*** DATA SUPPLIED

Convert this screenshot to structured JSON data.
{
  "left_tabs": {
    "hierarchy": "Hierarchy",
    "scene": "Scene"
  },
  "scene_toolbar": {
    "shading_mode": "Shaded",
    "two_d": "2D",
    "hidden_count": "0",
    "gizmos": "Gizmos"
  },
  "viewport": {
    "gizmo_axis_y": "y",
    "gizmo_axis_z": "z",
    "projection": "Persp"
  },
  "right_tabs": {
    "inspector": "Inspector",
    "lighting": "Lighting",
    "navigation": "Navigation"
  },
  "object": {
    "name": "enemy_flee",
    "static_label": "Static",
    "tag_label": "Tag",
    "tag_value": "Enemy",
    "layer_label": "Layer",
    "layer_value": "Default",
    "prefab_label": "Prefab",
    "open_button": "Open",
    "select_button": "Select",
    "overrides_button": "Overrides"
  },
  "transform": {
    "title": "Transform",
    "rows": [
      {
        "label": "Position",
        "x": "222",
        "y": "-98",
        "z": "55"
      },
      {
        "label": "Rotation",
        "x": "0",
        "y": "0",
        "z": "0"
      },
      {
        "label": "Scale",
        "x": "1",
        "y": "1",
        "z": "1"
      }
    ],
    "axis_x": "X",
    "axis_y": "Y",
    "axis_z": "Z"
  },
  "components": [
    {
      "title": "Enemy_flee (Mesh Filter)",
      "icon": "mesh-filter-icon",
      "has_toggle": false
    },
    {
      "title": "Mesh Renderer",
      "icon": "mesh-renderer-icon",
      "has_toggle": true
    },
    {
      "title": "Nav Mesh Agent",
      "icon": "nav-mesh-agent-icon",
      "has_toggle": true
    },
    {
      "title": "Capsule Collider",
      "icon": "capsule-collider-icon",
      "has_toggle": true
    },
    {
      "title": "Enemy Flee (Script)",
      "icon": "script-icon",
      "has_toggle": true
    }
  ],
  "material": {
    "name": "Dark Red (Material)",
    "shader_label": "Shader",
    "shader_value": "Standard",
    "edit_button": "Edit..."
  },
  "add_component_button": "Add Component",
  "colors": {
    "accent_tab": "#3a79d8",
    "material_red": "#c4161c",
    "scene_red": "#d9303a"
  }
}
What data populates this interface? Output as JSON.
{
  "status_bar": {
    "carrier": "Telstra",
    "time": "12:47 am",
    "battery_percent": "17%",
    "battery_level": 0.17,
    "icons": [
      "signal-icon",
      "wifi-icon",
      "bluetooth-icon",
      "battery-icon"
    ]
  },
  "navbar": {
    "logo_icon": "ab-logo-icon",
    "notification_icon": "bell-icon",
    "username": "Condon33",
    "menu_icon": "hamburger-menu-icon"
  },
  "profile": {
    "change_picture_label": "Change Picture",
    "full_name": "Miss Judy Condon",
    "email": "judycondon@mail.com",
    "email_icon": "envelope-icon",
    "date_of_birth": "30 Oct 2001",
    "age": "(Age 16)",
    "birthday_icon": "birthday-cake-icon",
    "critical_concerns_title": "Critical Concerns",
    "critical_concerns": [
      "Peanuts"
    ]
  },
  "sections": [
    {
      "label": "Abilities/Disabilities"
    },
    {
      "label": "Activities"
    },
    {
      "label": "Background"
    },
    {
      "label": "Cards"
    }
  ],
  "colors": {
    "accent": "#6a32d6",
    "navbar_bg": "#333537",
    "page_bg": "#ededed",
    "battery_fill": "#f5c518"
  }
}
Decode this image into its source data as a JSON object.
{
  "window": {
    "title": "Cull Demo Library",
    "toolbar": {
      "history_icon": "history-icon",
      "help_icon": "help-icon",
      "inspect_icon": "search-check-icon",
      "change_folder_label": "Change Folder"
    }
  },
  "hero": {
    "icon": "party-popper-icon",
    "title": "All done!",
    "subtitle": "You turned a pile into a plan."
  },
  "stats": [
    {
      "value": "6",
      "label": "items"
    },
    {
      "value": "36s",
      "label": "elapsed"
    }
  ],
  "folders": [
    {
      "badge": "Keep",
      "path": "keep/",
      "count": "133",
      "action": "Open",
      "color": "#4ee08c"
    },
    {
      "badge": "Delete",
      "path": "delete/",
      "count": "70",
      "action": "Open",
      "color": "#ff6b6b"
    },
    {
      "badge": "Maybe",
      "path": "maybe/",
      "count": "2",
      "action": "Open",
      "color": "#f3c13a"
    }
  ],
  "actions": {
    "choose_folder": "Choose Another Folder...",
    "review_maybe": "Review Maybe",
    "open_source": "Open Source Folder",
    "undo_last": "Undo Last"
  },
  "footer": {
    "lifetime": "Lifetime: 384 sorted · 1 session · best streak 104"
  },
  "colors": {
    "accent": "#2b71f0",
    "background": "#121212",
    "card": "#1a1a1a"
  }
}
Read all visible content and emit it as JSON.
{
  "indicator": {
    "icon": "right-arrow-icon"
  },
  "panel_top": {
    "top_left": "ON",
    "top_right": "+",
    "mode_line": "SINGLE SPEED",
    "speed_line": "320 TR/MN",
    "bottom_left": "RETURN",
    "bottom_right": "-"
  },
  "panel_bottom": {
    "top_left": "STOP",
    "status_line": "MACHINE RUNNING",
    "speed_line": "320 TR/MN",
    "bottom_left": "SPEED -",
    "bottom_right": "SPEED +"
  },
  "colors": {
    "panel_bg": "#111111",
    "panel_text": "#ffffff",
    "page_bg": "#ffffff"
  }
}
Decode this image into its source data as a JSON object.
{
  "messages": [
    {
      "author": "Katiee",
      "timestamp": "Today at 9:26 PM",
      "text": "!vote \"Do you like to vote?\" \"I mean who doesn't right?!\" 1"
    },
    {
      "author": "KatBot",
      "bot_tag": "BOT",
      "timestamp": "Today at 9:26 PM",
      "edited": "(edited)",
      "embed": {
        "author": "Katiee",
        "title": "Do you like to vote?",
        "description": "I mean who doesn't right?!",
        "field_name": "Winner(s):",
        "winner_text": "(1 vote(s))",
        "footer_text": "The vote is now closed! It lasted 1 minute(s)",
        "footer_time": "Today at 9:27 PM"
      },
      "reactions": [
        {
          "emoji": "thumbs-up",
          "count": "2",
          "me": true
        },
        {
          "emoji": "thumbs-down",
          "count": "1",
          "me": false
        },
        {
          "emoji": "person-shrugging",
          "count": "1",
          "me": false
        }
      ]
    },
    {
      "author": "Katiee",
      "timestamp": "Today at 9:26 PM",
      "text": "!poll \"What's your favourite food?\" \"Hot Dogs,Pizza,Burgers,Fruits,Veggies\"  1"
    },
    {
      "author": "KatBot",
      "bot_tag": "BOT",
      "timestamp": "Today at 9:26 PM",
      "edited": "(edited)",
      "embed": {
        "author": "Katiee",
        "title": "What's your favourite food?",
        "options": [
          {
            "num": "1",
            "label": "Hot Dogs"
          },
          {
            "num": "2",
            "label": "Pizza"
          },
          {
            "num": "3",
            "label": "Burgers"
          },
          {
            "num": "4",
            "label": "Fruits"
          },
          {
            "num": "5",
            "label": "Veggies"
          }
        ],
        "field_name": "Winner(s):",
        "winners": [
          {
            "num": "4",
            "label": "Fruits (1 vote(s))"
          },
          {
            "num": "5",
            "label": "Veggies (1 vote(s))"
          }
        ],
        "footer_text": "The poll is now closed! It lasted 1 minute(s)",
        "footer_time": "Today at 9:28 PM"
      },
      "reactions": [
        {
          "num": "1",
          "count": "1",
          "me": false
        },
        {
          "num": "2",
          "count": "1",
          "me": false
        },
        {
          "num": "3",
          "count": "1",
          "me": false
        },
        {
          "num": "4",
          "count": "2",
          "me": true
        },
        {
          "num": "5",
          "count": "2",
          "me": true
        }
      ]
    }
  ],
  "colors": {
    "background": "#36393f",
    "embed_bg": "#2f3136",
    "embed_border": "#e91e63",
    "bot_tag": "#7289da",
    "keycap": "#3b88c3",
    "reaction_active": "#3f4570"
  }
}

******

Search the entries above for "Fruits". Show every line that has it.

      "text": "!poll \"What's your favourite food?\" \"Hot Dogs,Pizza,Burgers,Fruits,Veggies\"  1"
            "label": "Fruits"
            "label": "Fruits (1 vote(s))"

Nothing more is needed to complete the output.